Your objective: Take the line that contains "Parse this screenshot: output" and every line below it to the end of the entries, and give them again exactly, leaving out any pictures.

Exercise materials:
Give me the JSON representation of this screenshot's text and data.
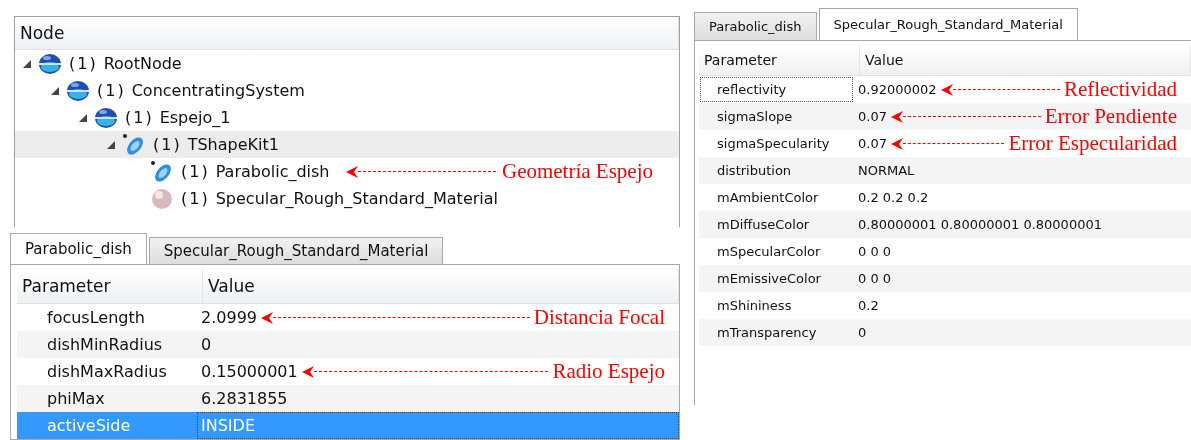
{
  "tree": {
    "header": "Node",
    "items": [
      {
        "count": "(1)",
        "label": "RootNode",
        "kind": "sphere",
        "selected": false,
        "expanded": true,
        "children": [
          {
            "count": "(1)",
            "label": "ConcentratingSystem",
            "kind": "sphere",
            "selected": false,
            "expanded": true,
            "children": [
              {
                "count": "(1)",
                "label": "Espejo_1",
                "kind": "sphere",
                "selected": false,
                "expanded": true,
                "children": [
                  {
                    "count": "(1)",
                    "label": "TShapeKit1",
                    "kind": "shape",
                    "selected": true,
                    "expanded": true,
                    "children": [
                      {
                        "count": "(1)",
                        "label": "Parabolic_dish",
                        "kind": "shape",
                        "selected": false,
                        "annotation": "Geometría Espejo"
                      },
                      {
                        "count": "(1)",
                        "label": "Specular_Rough_Standard_Material",
                        "kind": "material",
                        "selected": false
                      }
                    ]
                  }
                ]
              }
            ]
          }
        ]
      }
    ]
  },
  "left_panel": {
    "tabs": [
      {
        "label": "Parabolic_dish",
        "selected": true
      },
      {
        "label": "Specular_Rough_Standard_Material",
        "selected": false
      }
    ],
    "columns": [
      "Parameter",
      "Value"
    ],
    "rows": [
      {
        "parameter": "focusLength",
        "value": "2.0999",
        "selected": false,
        "focused": false,
        "annotation": "Distancia Focal"
      },
      {
        "parameter": "dishMinRadius",
        "value": "0",
        "selected": false,
        "focused": false
      },
      {
        "parameter": "dishMaxRadius",
        "value": "0.15000001",
        "selected": false,
        "focused": false,
        "annotation": "Radio Espejo"
      },
      {
        "parameter": "phiMax",
        "value": "6.2831855",
        "selected": false,
        "focused": false
      },
      {
        "parameter": "activeSide",
        "value": "INSIDE",
        "selected": true,
        "focused": true
      }
    ]
  },
  "right_panel": {
    "tabs": [
      {
        "label": "Parabolic_dish",
        "selected": false
      },
      {
        "label": "Specular_Rough_Standard_Material",
        "selected": true
      }
    ],
    "columns": [
      "Parameter",
      "Value"
    ],
    "rows": [
      {
        "parameter": "reflectivity",
        "value": "0.92000002",
        "selected": false,
        "focused": true,
        "annotation": "Reflectividad"
      },
      {
        "parameter": "sigmaSlope",
        "value": "0.07",
        "selected": false,
        "focused": false,
        "annotation": "Error Pendiente"
      },
      {
        "parameter": "sigmaSpecularity",
        "value": "0.07",
        "selected": false,
        "focused": false,
        "annotation": "Error Especularidad"
      },
      {
        "parameter": "distribution",
        "value": "NORMAL",
        "selected": false,
        "focused": false
      },
      {
        "parameter": "mAmbientColor",
        "value": "0.2 0.2 0.2",
        "selected": false,
        "focused": false
      },
      {
        "parameter": "mDiffuseColor",
        "value": "0.80000001 0.80000001 0.80000001",
        "selected": false,
        "focused": false
      },
      {
        "parameter": "mSpecularColor",
        "value": "0 0 0",
        "selected": false,
        "focused": false
      },
      {
        "parameter": "mEmissiveColor",
        "value": "0 0 0",
        "selected": false,
        "focused": false
      },
      {
        "parameter": "mShininess",
        "value": "0.2",
        "selected": false,
        "focused": false
      },
      {
        "parameter": "mTransparency",
        "value": "0",
        "selected": false,
        "focused": false
      }
    ]
  }
}
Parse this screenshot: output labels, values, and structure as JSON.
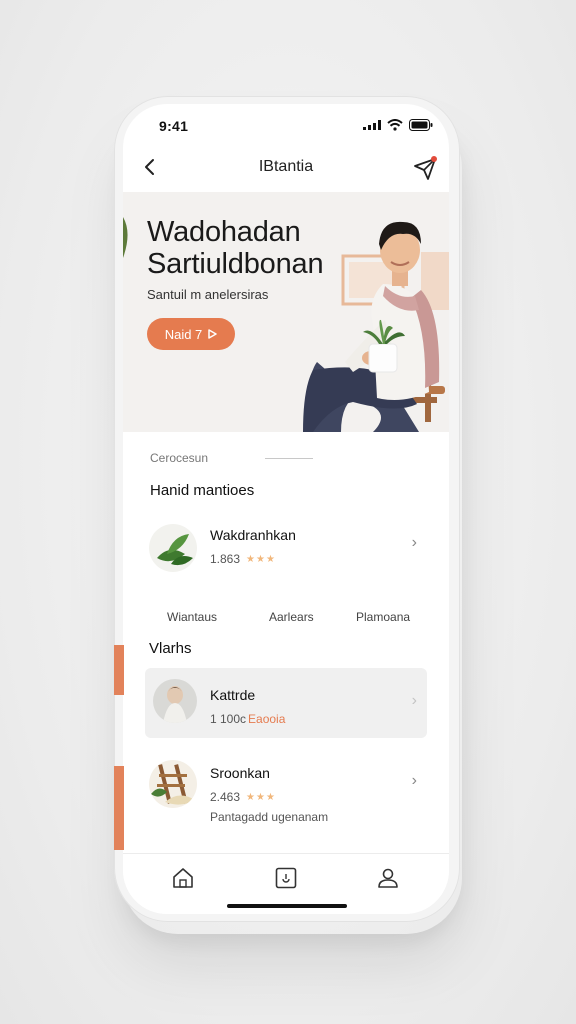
{
  "status": {
    "time": "9:41"
  },
  "nav": {
    "title": "IBtantia"
  },
  "hero": {
    "title_line1": "Wadohadan",
    "title_line2": "Sartiuldbonan",
    "subtitle": "Santuil m anelersiras",
    "button_label": "Naid 7",
    "colors": {
      "accent": "#e57b4f"
    }
  },
  "section": {
    "caption": "Cerocesun",
    "heading": "Hanid mantioes"
  },
  "featured": {
    "title": "Wakdranhkan",
    "count": "1.863",
    "stars": "★★★",
    "icon": "plant-leaf-icon"
  },
  "tabs": [
    "Wiantaus",
    "Aarlears",
    "Plamoana"
  ],
  "lists": {
    "heading": "Vlarhs"
  },
  "items": [
    {
      "title": "Kattrde",
      "count": "1 100c",
      "tag": "Eaooia"
    },
    {
      "title": "Sroonkan",
      "count": "2.463",
      "stars": "★★★"
    }
  ],
  "note": "Pantagadd ugenanam",
  "tabbar": [
    "home-icon",
    "box-icon",
    "profile-icon"
  ]
}
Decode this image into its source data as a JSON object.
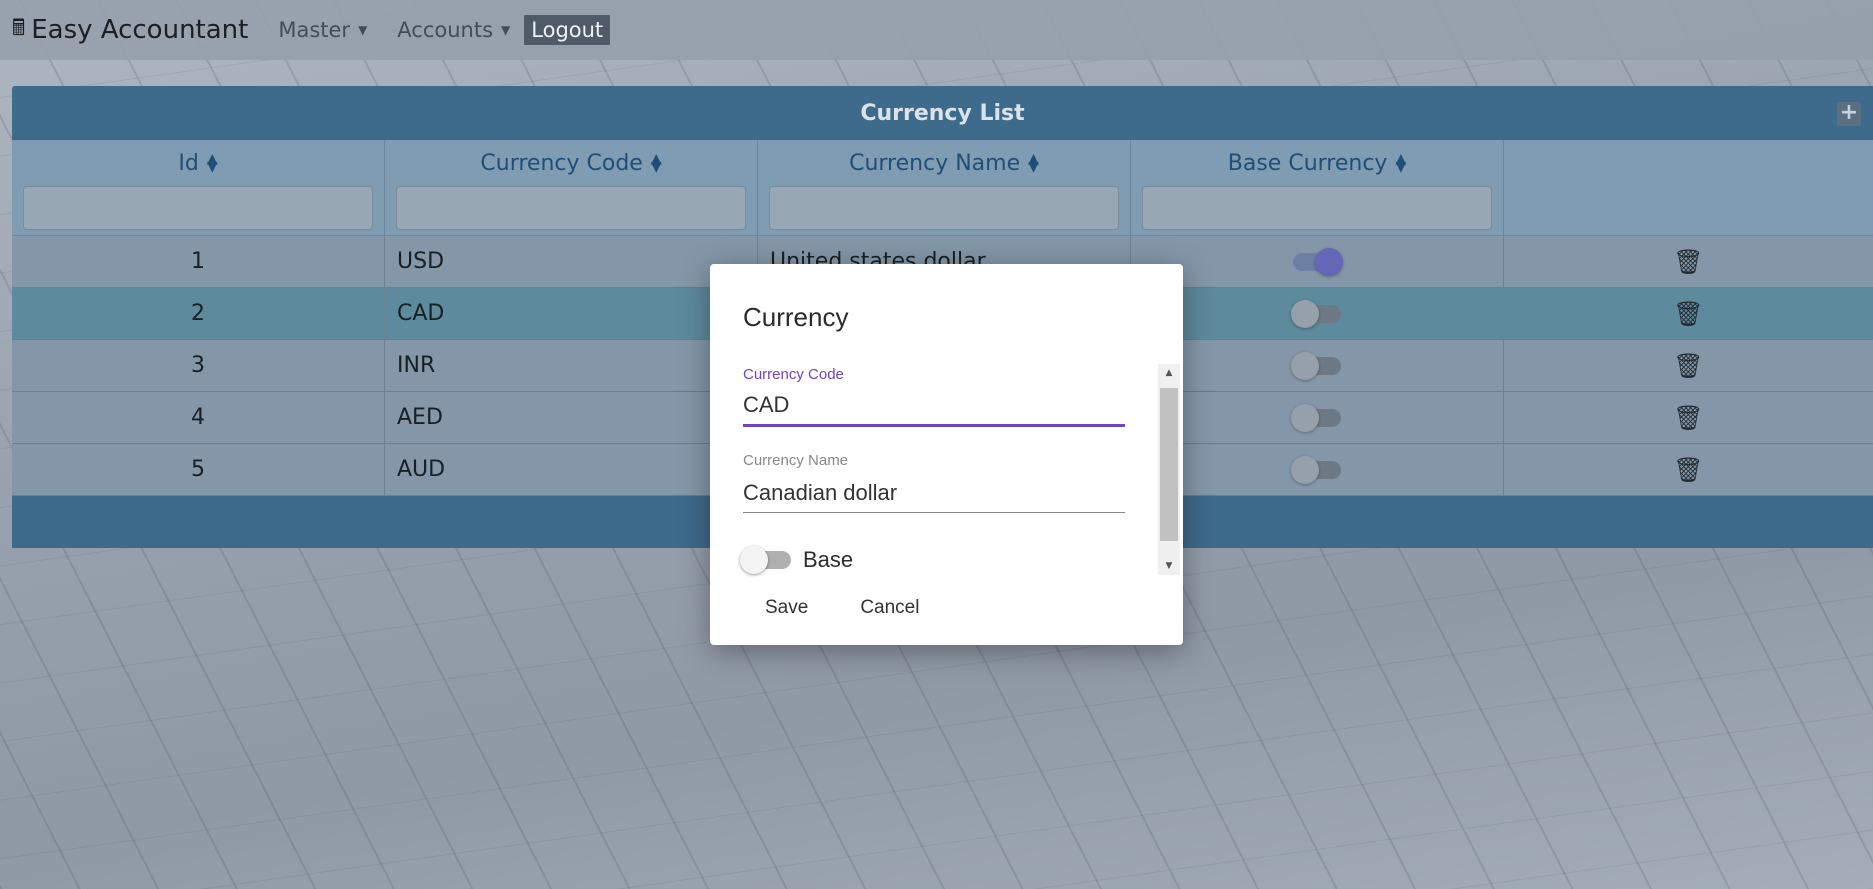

Completed task:
Parse this screenshot: output labels, values, and structure as JSON.
{
  "status": {
    "time": "9:41"
  },
  "nav": {
    "title": "IBtantia"
  },
  "hero": {
    "title_line1": "Wadohadan",
    "title_line2": "Sartiuldbonan",
    "subtitle": "Santuil m anelersiras",
    "button_label": "Naid 7",
    "colors": {
      "accent": "#e57b4f"
    }
  },
  "section": {
    "caption": "Cerocesun",
    "heading": "Hanid mantioes"
  },
  "featured": {
    "title": "Wakdranhkan",
    "count": "1.863",
    "stars": "★★★",
    "icon": "plant-leaf-icon"
  },
  "tabs": [
    "Wiantaus",
    "Aarlears",
    "Plamoana"
  ],
  "lists": {
    "heading": "Vlarhs"
  },
  "items": [
    {
      "title": "Kattrde",
      "count": "1 100c",
      "tag": "Eaooia"
    },
    {
      "title": "Sroonkan",
      "count": "2.463",
      "stars": "★★★"
    }
  ],
  "note": "Pantagadd ugenanam",
  "tabbar": [
    "home-icon",
    "box-icon",
    "profile-icon"
  ]
}
Decode this image into its source data as a JSON object.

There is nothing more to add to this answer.